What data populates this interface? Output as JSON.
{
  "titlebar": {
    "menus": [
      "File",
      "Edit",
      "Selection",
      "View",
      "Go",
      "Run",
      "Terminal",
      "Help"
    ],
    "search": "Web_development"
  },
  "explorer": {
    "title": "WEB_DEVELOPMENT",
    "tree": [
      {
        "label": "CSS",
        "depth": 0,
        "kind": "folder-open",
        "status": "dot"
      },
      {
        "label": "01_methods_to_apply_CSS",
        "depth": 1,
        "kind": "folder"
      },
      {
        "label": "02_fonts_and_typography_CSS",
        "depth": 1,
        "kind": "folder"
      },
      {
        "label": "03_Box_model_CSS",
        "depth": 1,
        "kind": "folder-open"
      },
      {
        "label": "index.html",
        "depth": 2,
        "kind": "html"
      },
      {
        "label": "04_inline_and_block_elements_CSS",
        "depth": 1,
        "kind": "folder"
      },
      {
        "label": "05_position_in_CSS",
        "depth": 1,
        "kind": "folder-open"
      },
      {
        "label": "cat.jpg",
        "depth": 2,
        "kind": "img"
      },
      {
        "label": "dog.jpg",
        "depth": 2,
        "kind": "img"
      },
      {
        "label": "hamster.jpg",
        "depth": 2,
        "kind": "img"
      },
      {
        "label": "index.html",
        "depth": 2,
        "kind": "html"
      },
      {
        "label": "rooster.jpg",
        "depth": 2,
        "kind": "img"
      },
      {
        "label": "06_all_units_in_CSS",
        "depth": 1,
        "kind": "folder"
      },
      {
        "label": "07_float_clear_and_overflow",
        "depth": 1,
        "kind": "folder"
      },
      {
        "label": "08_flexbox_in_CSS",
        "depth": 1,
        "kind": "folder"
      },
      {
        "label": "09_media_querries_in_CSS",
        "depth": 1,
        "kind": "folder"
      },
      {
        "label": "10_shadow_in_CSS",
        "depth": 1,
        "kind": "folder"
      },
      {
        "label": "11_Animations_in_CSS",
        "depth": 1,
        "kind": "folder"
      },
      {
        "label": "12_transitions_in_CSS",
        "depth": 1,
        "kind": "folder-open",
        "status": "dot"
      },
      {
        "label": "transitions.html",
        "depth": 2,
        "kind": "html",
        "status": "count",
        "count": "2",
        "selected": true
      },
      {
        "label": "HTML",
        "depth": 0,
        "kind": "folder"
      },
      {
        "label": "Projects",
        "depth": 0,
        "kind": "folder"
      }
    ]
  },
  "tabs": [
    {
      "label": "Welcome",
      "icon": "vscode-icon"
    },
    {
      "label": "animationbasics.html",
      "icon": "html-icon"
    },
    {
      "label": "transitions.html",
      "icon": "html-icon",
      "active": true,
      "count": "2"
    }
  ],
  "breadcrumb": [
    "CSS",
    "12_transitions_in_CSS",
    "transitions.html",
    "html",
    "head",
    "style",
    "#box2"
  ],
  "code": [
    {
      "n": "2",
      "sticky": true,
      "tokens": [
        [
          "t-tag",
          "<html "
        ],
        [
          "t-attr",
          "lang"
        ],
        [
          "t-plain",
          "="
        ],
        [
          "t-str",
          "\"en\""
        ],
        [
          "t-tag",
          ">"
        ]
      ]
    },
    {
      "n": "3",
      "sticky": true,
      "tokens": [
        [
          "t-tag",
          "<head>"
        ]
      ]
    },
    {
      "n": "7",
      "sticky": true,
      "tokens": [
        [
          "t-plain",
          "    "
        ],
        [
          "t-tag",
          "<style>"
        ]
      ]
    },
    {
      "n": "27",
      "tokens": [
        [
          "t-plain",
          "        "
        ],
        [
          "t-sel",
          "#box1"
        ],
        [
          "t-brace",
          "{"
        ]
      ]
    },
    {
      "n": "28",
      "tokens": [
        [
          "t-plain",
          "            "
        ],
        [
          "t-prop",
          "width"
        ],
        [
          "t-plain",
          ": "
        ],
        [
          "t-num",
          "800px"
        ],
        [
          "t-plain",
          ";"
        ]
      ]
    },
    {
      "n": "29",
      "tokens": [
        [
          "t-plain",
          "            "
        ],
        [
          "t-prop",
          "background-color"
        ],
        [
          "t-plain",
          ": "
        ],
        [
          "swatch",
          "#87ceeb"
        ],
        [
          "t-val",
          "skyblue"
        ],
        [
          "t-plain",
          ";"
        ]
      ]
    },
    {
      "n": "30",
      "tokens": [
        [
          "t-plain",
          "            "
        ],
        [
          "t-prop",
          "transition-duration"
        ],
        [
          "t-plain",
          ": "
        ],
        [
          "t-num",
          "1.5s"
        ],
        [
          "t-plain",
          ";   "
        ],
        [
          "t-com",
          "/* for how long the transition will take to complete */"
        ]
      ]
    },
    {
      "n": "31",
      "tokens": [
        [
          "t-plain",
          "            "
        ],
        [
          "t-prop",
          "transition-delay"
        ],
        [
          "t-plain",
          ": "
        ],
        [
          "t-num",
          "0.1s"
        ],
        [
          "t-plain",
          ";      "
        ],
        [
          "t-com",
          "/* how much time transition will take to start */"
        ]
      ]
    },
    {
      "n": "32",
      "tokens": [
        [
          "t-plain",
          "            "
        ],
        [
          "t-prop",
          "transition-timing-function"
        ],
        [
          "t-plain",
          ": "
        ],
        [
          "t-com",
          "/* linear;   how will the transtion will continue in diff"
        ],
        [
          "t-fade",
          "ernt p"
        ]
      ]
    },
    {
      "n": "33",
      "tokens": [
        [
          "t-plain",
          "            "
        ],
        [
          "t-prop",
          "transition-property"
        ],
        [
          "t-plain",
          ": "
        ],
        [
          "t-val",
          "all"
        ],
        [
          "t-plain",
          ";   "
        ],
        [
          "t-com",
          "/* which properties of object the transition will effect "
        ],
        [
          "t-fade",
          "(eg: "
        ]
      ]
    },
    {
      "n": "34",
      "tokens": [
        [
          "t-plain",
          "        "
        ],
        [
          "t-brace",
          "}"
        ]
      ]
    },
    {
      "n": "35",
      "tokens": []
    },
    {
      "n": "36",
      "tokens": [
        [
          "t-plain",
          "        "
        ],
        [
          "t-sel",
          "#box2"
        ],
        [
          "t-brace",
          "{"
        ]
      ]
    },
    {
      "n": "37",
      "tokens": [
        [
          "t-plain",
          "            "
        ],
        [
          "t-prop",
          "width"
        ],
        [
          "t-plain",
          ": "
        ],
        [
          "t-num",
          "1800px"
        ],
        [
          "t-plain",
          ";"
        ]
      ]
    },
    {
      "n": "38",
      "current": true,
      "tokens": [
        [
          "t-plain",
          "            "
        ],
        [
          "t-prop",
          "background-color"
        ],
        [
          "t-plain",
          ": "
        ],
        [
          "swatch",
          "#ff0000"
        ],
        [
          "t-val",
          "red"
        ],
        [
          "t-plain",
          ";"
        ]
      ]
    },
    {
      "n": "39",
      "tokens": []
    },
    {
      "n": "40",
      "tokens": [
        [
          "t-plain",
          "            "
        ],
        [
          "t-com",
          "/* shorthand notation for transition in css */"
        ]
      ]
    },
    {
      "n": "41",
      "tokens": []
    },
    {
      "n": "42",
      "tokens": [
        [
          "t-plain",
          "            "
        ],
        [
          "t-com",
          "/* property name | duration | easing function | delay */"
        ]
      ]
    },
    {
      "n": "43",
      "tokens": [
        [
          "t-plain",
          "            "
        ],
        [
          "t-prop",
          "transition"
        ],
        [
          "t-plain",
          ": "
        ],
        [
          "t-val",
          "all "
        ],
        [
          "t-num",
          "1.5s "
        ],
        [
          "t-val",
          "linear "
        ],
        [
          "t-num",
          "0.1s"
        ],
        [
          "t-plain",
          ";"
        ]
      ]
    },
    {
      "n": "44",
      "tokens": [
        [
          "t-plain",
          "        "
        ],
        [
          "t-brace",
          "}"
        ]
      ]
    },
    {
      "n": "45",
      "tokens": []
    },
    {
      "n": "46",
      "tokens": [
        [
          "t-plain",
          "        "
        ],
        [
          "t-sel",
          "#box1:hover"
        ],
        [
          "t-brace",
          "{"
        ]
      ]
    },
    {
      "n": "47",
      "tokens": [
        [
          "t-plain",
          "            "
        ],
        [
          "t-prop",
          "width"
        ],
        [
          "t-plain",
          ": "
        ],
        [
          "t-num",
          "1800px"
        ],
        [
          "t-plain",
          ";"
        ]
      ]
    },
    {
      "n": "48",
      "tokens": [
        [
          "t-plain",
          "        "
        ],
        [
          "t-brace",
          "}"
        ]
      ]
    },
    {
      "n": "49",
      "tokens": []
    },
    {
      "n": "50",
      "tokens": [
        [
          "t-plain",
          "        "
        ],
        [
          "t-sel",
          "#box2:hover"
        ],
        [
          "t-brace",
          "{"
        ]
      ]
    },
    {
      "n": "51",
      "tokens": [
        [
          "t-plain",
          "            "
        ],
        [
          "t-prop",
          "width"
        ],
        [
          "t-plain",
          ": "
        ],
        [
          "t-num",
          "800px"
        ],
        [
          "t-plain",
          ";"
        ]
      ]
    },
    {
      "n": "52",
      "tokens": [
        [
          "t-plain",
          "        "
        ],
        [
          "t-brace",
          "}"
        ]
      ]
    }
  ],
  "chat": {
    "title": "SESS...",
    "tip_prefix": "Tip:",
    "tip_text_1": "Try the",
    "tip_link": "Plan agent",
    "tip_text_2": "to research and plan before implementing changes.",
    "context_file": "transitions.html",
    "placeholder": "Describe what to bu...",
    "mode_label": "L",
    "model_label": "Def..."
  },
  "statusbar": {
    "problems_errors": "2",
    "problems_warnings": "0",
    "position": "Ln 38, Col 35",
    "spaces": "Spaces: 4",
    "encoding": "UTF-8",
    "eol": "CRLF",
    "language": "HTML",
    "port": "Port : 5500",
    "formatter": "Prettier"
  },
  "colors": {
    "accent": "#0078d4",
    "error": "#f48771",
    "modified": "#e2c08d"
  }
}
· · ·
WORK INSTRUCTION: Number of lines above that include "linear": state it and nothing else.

SOLVED EXERCISE: 2